“Most of the surfers in China don’t start surfing until they are 20,” he said. “The kids who are there in the Chinese surfing culture, they are all old.
“When they were growing up, you didn’t go to the beach unless you were a dropout or a loser — you went to school.
“The next stage will be the government saying ‘start them now’ when they are young, like they do in Australia and the US.”
The Chinese people, especially the women, don’t want to get tan; a tan denotes that one works outside
Whilst the government understands it will take time to get their competitors up to an international standard, it has got a very impressive track record when it comes to training up its Olympic athletes.
“They know the formula. It’s a case of applying it to surfing culture. That will be the next step.

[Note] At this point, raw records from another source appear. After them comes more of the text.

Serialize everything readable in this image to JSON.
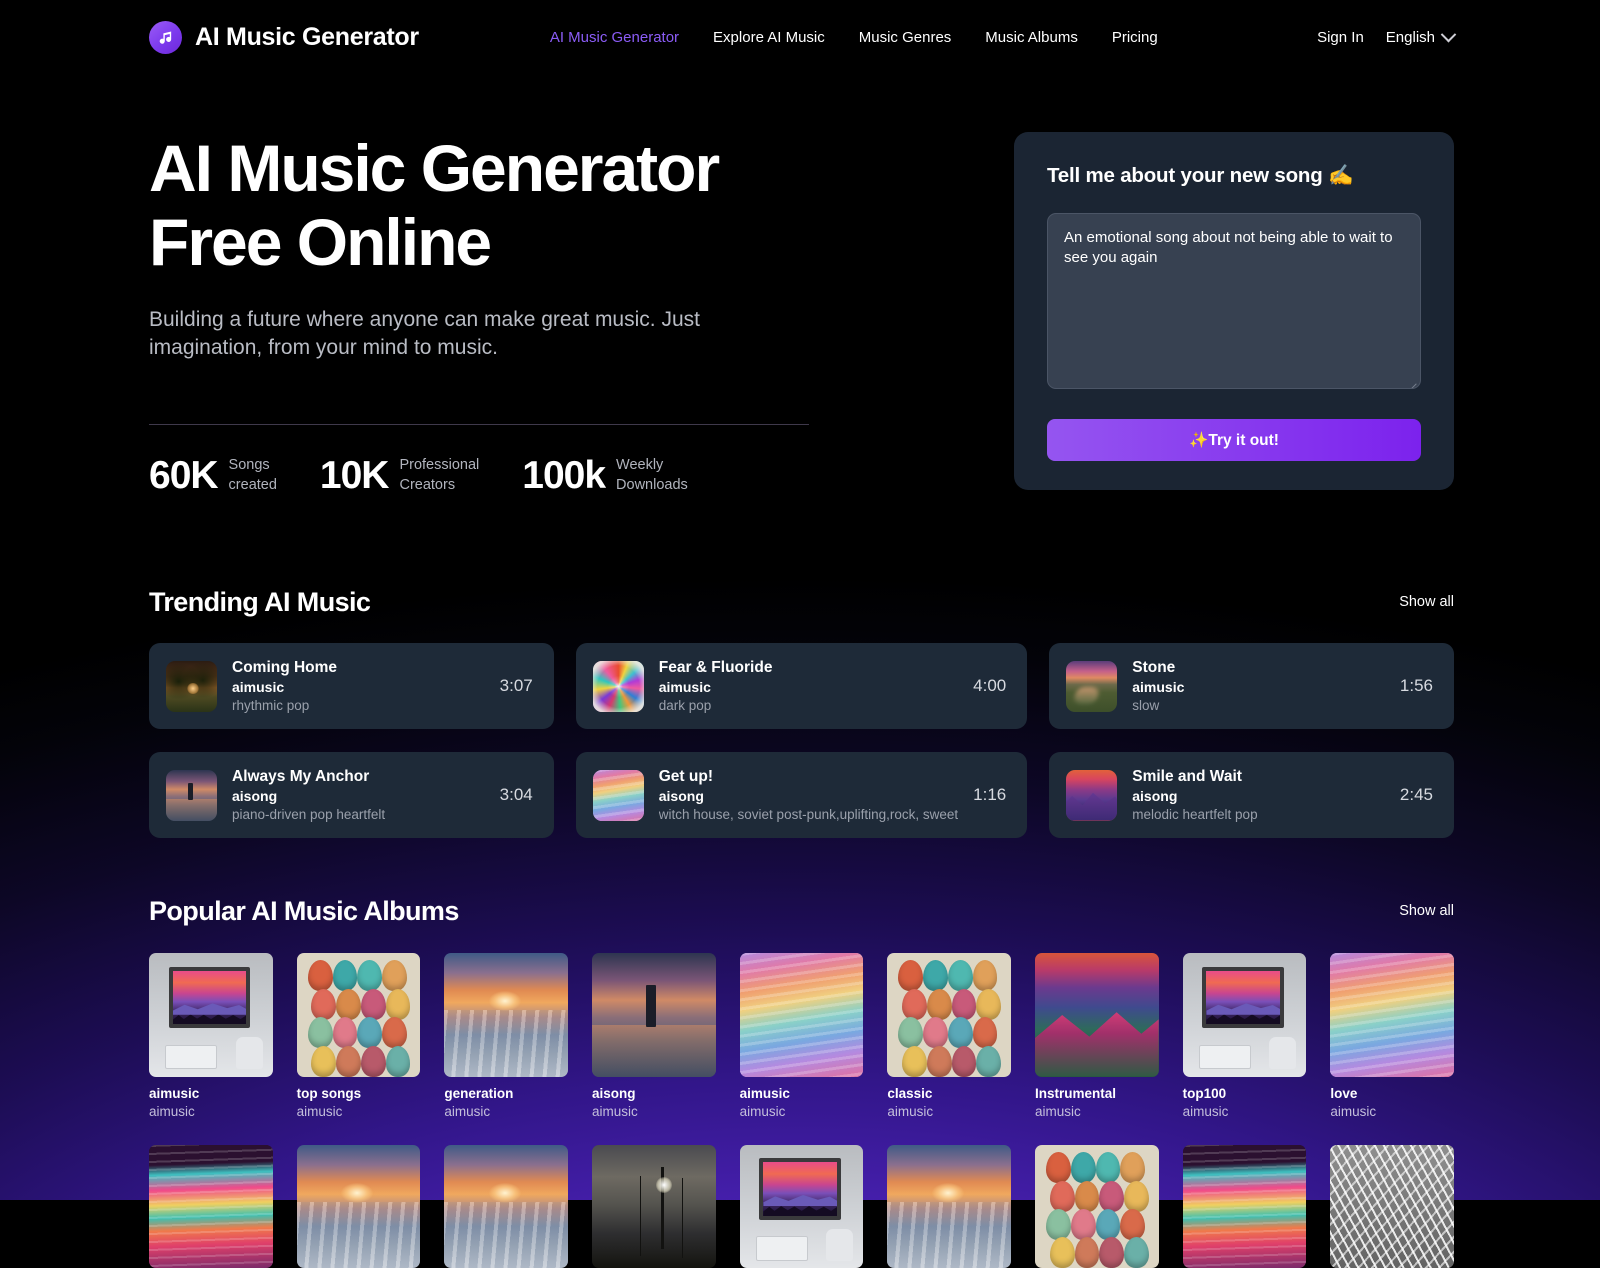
{
  "header": {
    "brand": "AI Music Generator",
    "logo_icon": "music-note-icon",
    "nav": [
      {
        "label": "AI Music Generator",
        "active": true
      },
      {
        "label": "Explore AI Music",
        "active": false
      },
      {
        "label": "Music Genres",
        "active": false
      },
      {
        "label": "Music Albums",
        "active": false
      },
      {
        "label": "Pricing",
        "active": false
      }
    ],
    "sign_in": "Sign In",
    "language": "English",
    "language_chevron": "chevron-down-icon"
  },
  "hero": {
    "title_line1": "AI Music Generator",
    "title_line2": "Free Online",
    "subtitle": "Building a future where anyone can make great music. Just imagination, from your mind to music.",
    "stats": [
      {
        "value": "60K",
        "label_line1": "Songs",
        "label_line2": "created"
      },
      {
        "value": "10K",
        "label_line1": "Professional",
        "label_line2": "Creators"
      },
      {
        "value": "100k",
        "label_line1": "Weekly",
        "label_line2": "Downloads"
      }
    ]
  },
  "prompt_card": {
    "title": "Tell me about your new song ✍️",
    "textarea_value": "An emotional song about not being able to wait to see you again",
    "textarea_placeholder": "Tell me about your new song",
    "button_label": "✨Try it out!",
    "button_color": "#7c22ed",
    "card_bg": "#1b2533"
  },
  "trending": {
    "title": "Trending AI Music",
    "show_all": "Show all",
    "tracks": [
      {
        "name": "Coming Home",
        "author": "aimusic",
        "genre": "rhythmic pop",
        "duration": "3:07",
        "art": "art-field"
      },
      {
        "name": "Fear & Fluoride",
        "author": "aimusic",
        "genre": "dark pop",
        "duration": "4:00",
        "art": "art-burst"
      },
      {
        "name": "Stone",
        "author": "aimusic",
        "genre": "slow",
        "duration": "1:56",
        "art": "art-river"
      },
      {
        "name": "Always My Anchor",
        "author": "aisong",
        "genre": "piano-driven pop heartfelt",
        "duration": "3:04",
        "art": "art-light"
      },
      {
        "name": "Get up!",
        "author": "aisong",
        "genre": "witch house, soviet post-punk,uplifting,rock, sweet",
        "duration": "1:16",
        "art": "art-wave"
      },
      {
        "name": "Smile and Wait",
        "author": "aisong",
        "genre": "melodic heartfelt pop",
        "duration": "2:45",
        "art": "art-mtn"
      }
    ]
  },
  "albums": {
    "title": "Popular AI Music Albums",
    "show_all": "Show all",
    "items": [
      {
        "name": "aimusic",
        "author": "aimusic",
        "art": "art-room"
      },
      {
        "name": "top songs",
        "author": "aimusic",
        "art": "art-masks"
      },
      {
        "name": "generation",
        "author": "aimusic",
        "art": "art-beach"
      },
      {
        "name": "aisong",
        "author": "aimusic",
        "art": "art-light"
      },
      {
        "name": "aimusic",
        "author": "aimusic",
        "art": "art-wave"
      },
      {
        "name": "classic",
        "author": "aimusic",
        "art": "art-masks"
      },
      {
        "name": "Instrumental",
        "author": "aimusic",
        "art": "art-valley"
      },
      {
        "name": "top100",
        "author": "aimusic",
        "art": "art-room"
      },
      {
        "name": "love",
        "author": "aimusic",
        "art": "art-wave"
      }
    ],
    "row2": [
      {
        "art": "art-pinkwave"
      },
      {
        "art": "art-beach"
      },
      {
        "art": "art-beach"
      },
      {
        "art": "art-ship"
      },
      {
        "art": "art-room"
      },
      {
        "art": "art-beach"
      },
      {
        "art": "art-masks"
      },
      {
        "art": "art-pinkwave"
      },
      {
        "art": "art-branch"
      }
    ]
  }
}
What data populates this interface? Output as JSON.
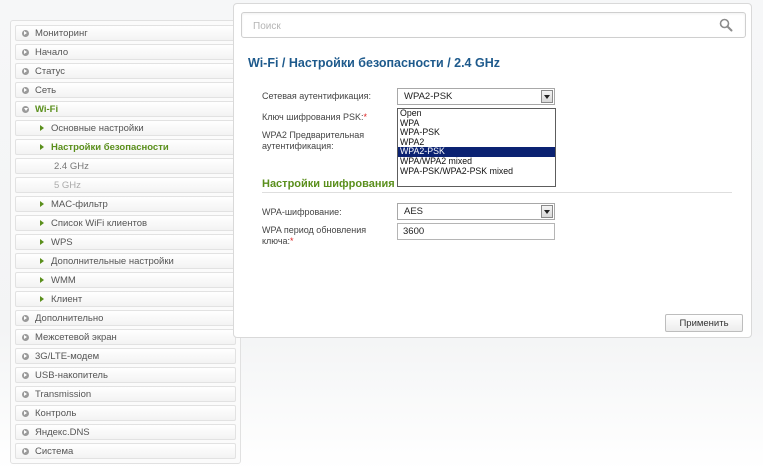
{
  "search": {
    "placeholder": "Поиск",
    "value": ""
  },
  "sidebar": {
    "items": [
      {
        "label": "Мониторинг"
      },
      {
        "label": "Начало"
      },
      {
        "label": "Статус"
      },
      {
        "label": "Сеть"
      },
      {
        "label": "Wi-Fi"
      },
      {
        "label": "Основные настройки"
      },
      {
        "label": "Настройки безопасности"
      },
      {
        "label": "2.4 GHz"
      },
      {
        "label": "5 GHz"
      },
      {
        "label": "MAC-фильтр"
      },
      {
        "label": "Список WiFi клиентов"
      },
      {
        "label": "WPS"
      },
      {
        "label": "Дополнительные настройки"
      },
      {
        "label": "WMM"
      },
      {
        "label": "Клиент"
      },
      {
        "label": "Дополнительно"
      },
      {
        "label": "Межсетевой экран"
      },
      {
        "label": "3G/LTE-модем"
      },
      {
        "label": "USB-накопитель"
      },
      {
        "label": "Transmission"
      },
      {
        "label": "Контроль"
      },
      {
        "label": "Яндекс.DNS"
      },
      {
        "label": "Система"
      }
    ]
  },
  "main": {
    "title": "Wi-Fi /  Настройки безопасности /  2.4 GHz",
    "network_auth": {
      "label": "Сетевая аутентификация:",
      "value": "WPA2-PSK"
    },
    "psk_key": {
      "label": "Ключ шифрования PSK:",
      "required": "*"
    },
    "wpa2_preauth": {
      "label_line1": "WPA2 Предварительная",
      "label_line2": "аутентификация:"
    },
    "auth_options": [
      "Open",
      "WPA",
      "WPA-PSK",
      "WPA2",
      "WPA2-PSK",
      "WPA/WPA2 mixed",
      "WPA-PSK/WPA2-PSK mixed"
    ],
    "selected_option_index": 4,
    "encryption_section_title": "Настройки шифрования W",
    "wpa_cipher": {
      "label": "WPA-шифрование:",
      "value": "AES"
    },
    "wpa_rekey": {
      "label_line1": "WPA период обновления",
      "label_line2": "ключа:",
      "required": "*",
      "value": "3600"
    },
    "apply_label": "Применить"
  },
  "colors": {
    "title_blue": "#1e5a8c",
    "accent_green": "#5a8f1c",
    "selected_option_bg": "#0b2272",
    "required_red": "#d22222"
  }
}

“Sooner or later they will be in contention. They’ve proven themselves through snowboarding — that took them eight years, to medal in snowboarding.”
However, whether it is possible to emulate this formula in surfing, particularly without a wave pool, remains to be seen. It seems to us that because of the uncertainty of the playing field, no amount of training, no matter how strict, can replace good old fashioned time in the drink.
Accordingly an explosion in the popularity of the sport at a grass roots level would be a more likely prerequisite to China emerging as a real force on the competitive scene and apparently such a boom could not be too far off:
“I definitely foresee a thriving surf culture in Hainan and the rest of China,” says American ex-pat and Hainan surf school owner Brendan Sheridan. “Modern China loves cool western imports, and you can’t get much cooler than surfing.”
However, there are still cultural obstacles standing in the way of a meteoric rise. “The Chinese people, especially the women, don’t want to get tan; a tan denotes that one works outside, which means they are a peasant. Many Chinese forgo outdoor activities in order to avoid making their skin darker. The other large cultural barrier is that China is not a very swim-savvy place. Even people who grow up on the coast rarely know how to swim well. People here are very apprehensive about getting into the ocean.” Sheridan elaborates.
“There are about 400 million people who live on the Chinese east coast — and there’s waves,” says PT, echoing Sheridan’s assertion that the potential is very much there.
For now, China seems a long way off establishing itself as a dominant force in competitive surfing, however by bringing in PT and setting their sights on 2024, the wheels are in motion. Who knows, we may look back at this point in their evolution and single it out as the beginning of what could became an era of total competitive dominance for the Chinese.
Cover photo WSL // Bennett